Mila is a sweet 8-year-old girl who was diagnosed with the life-threatening condition, Pearson Syndrome at age 2. Although she may appear happy and healthy on the outside, on the inside, her body is fighting a daily battle. Because there has been no cure or previous treatment for Pearson Syndrome, Mila’s body is undergoing multiple organ failure, including her kidneys, bone marrow (blood), pancreas (diabetes and digestion), GI (stomach), eyes, and ears and most recently had a pacemaker placed. We are patching her up as quickly as we can, but hope a treatment will become available that will stop the rapid progression of her disease and improve her symptoms.



Mila was 2 when she showed her first symptom of Pearson Syndrome — corneal edema. This caused the surface layer of her eyes to be filled with fluid, which blurred her vision and resulted in extreme sensitivity to light. This fluid also created hundreds of blisters on the surface of her eyes.

Mila wasn’t able to play outside during the daytime for two years because of her light sensitivity. She couldn’t enjoy the zoo, park, Christmas morning, or even the grocery store. When she was outside, she wore special sunglasses that would block 95% of light and a solid brimmed hat, but even with those efforts, her head needed to be covered with a blanket or she would cry. She would experience nothing but sound.

At age 4, Mila received 2 corneal transplants. Within days of each transplant, her blisters went away and she began to experience life again. Today, Mila is able to attend public school, play outside, and absolutely loves trips to Target.

Although her corneal edema is gone, she continues to have challenges with her eyes. One of those is retinitis pigmentosa. This gives her tunnel vision (or loss of peripheral vision), likely to progress over time leading to eventual blindness.



One of the first serious symptoms Mila experienced was kidney disease, which started out with “Fanconi Syndrome.” Fanconi Syndrome is a disorder in which she does not properly reabsorb electrolytes and nutrients back into the body, but instead dumps them resulting in her blood levels dipping dangerously low. To keep her levels in a safe range, she receives electrolyte replacements including, calcium, phosphorus, etc.

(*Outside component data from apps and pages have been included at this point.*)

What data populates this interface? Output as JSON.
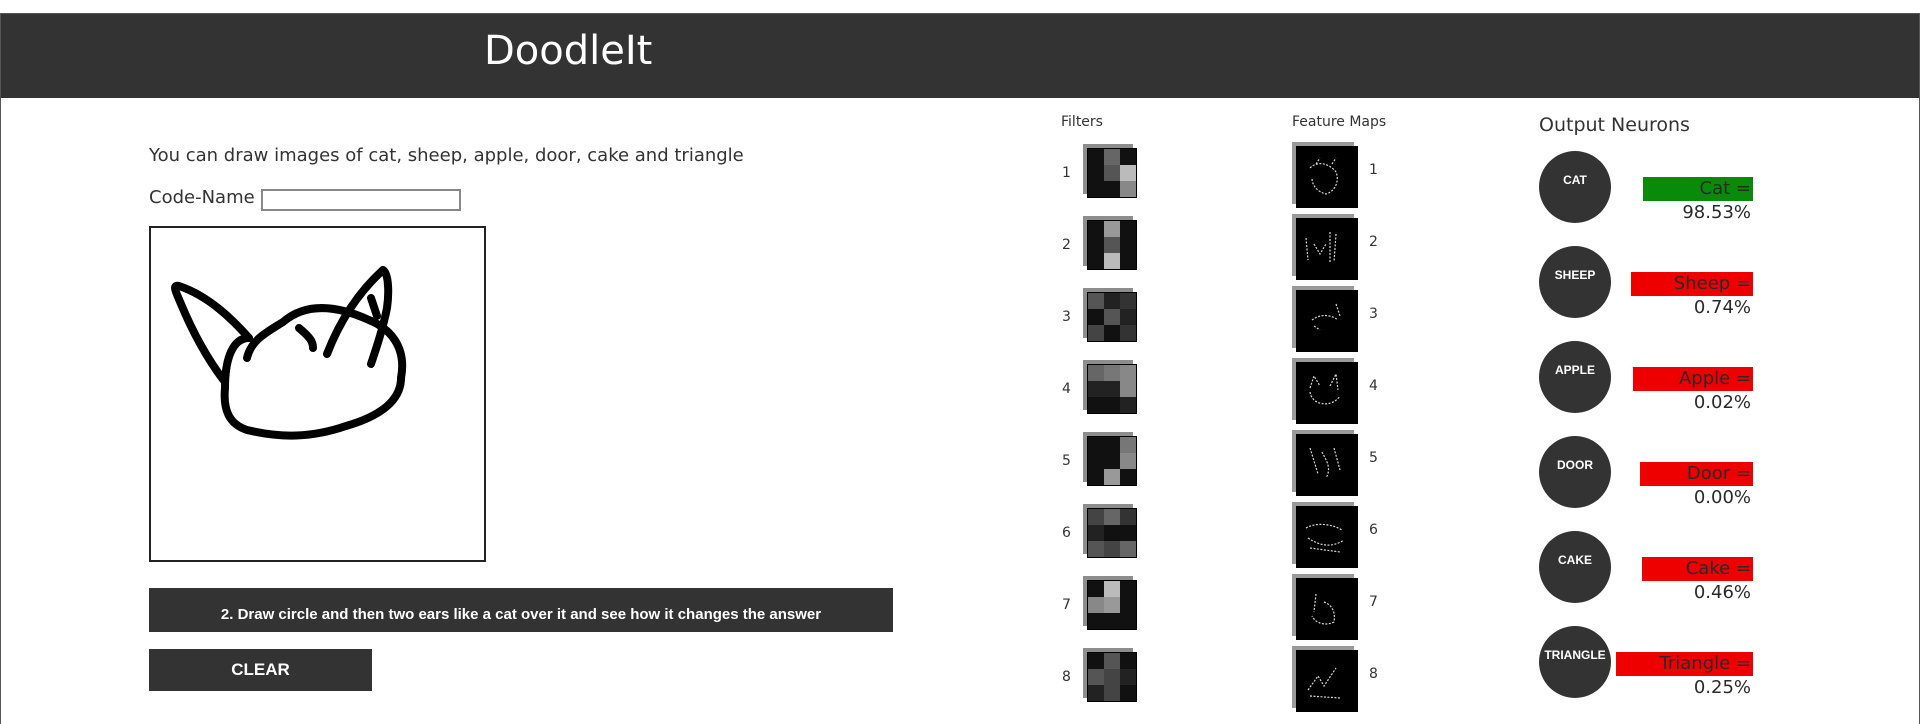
{
  "header": {
    "title": "DoodleIt"
  },
  "intro": {
    "text": "You can draw images of cat, sheep, apple, door, cake and triangle"
  },
  "codename": {
    "label": "Code-Name :",
    "value": ""
  },
  "hint": {
    "text": "2. Draw circle and then two ears like a cat over it and see how it changes the answer"
  },
  "clear": {
    "label": "CLEAR"
  },
  "filters": {
    "title": "Filters",
    "items": [
      {
        "num": "1",
        "cells": [
          "#111",
          "#666",
          "#111",
          "#111",
          "#555",
          "#bbb",
          "#111",
          "#111",
          "#888"
        ]
      },
      {
        "num": "2",
        "cells": [
          "#111",
          "#999",
          "#111",
          "#111",
          "#555",
          "#111",
          "#111",
          "#bbb",
          "#111"
        ]
      },
      {
        "num": "3",
        "cells": [
          "#555",
          "#222",
          "#333",
          "#111",
          "#555",
          "#222",
          "#444",
          "#111",
          "#333"
        ]
      },
      {
        "num": "4",
        "cells": [
          "#666",
          "#777",
          "#888",
          "#222",
          "#222",
          "#888",
          "#111",
          "#111",
          "#222"
        ]
      },
      {
        "num": "5",
        "cells": [
          "#111",
          "#111",
          "#777",
          "#111",
          "#111",
          "#888",
          "#111",
          "#999",
          "#111"
        ]
      },
      {
        "num": "6",
        "cells": [
          "#444",
          "#666",
          "#333",
          "#222",
          "#111",
          "#111",
          "#555",
          "#444",
          "#666"
        ]
      },
      {
        "num": "7",
        "cells": [
          "#111",
          "#bbb",
          "#111",
          "#888",
          "#999",
          "#111",
          "#111",
          "#111",
          "#111"
        ]
      },
      {
        "num": "8",
        "cells": [
          "#111",
          "#555",
          "#111",
          "#555",
          "#444",
          "#222",
          "#222",
          "#444",
          "#111"
        ]
      }
    ]
  },
  "feature_maps": {
    "title": "Feature Maps",
    "items": [
      {
        "num": "1"
      },
      {
        "num": "2"
      },
      {
        "num": "3"
      },
      {
        "num": "4"
      },
      {
        "num": "5"
      },
      {
        "num": "6"
      },
      {
        "num": "7"
      },
      {
        "num": "8"
      }
    ]
  },
  "outputs": {
    "title": "Output Neurons",
    "items": [
      {
        "label": "CAT",
        "score": "Cat = 98.53%",
        "color": "#0a8a0a",
        "width": 110
      },
      {
        "label": "SHEEP",
        "score": "Sheep = 0.74%",
        "color": "#ee0000",
        "width": 122
      },
      {
        "label": "APPLE",
        "score": "Apple = 0.02%",
        "color": "#ee0000",
        "width": 120
      },
      {
        "label": "DOOR",
        "score": "Door = 0.00%",
        "color": "#ee0000",
        "width": 113
      },
      {
        "label": "CAKE",
        "score": "Cake = 0.46%",
        "color": "#ee0000",
        "width": 111
      },
      {
        "label": "TRIANGLE",
        "score": "Triangle = 0.25%",
        "color": "#ee0000",
        "width": 137
      }
    ]
  }
}
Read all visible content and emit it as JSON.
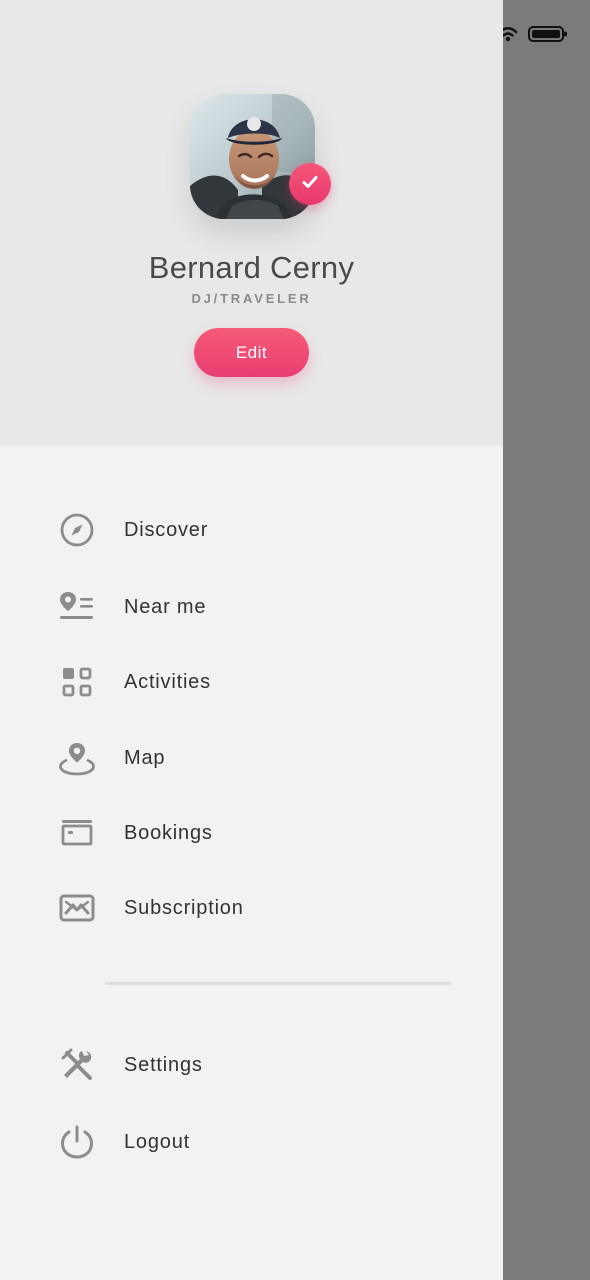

Mila currently has Stage 4 kidney disease (functioning at less than 20%) and continues to worsen each year. She has been evaluated for a kidney transplant and is currently gaining time on the kidney wait list, so we are ready if she needs one. She has annual kidney ultrasounds to monitor the progression of kidney size, scarring, and presence of kidney stones. Mila has her blood drawn every month to review her current kidney function, electrolytes, and blood counts.



A couple years ago, we experienced one of the scariest days of our lives. Mila had her first DKA (diabetic ketoacidosis) episode, which had us fleeing to the hospital. During this time, she was nearly unresponsive. We would talk to her to try to keep her conscious, but she would soon fade out and be gone again. Once arriving to the emergency room, they said her sugars were over 900 (normal is around 100) and thus, gave her another new diagnosis of diabetes. Mila’s diabetes are maintained with an insulin pump and continuous glucose monitor.

The pancreas has two functions, the first is to produce insulin to help regulate blood sugar. The second is to release enzymes that help with digestion. Mila has severe pancreatic insufficiency, so she also needs to take enzymes throughout the day to help her body break down foods (in her case, formula through her g-tube).



At age 2, Mila underwent a bone marrow biopsy where it was found that she had sideroblastic anemia. Sideroblastic anemia is a form of anemia in which the bone marrow produces ringed sideroblasts instead of healthy red blood cells and is a marker of Pearson Syndrome.

Mila receives epoetin injections to keep her hemoglobin in normal range. Without this, her hemoglobin drops low, which is hard on the heart. Mila also has low platelets (these help your blood clot). Her blood takes much longer to clot itself after an IV removal, lab draw, or other poke or scrape. The normal range for platelets is 150k-400k and she has been as low as 17k. Nothing is done to increase these levels, but side effects also include easy bruising. She has had bruising in strange places like the bridge of her ear and around her mouth from a simple pacifier. In the past, she has received platelet transfusions to raise her level before invasive surgeries (g-tube placement, corneal transplants) to prevent the risk of bleeding out and promote healing.



In 2018, while Mila was recovering from anesthesia after a procedure, we noticed her heart rate was extremely low. Following this, we brought her to her cardiologist and requested a Holter monitor to watch her heart activity over a period of time. This monitor showed irregular heart rhythms and resulted in the placement of a pacemaker.



Pearson Syndrome has caused hearing loss for Mila. She wears hearing aids in both ears.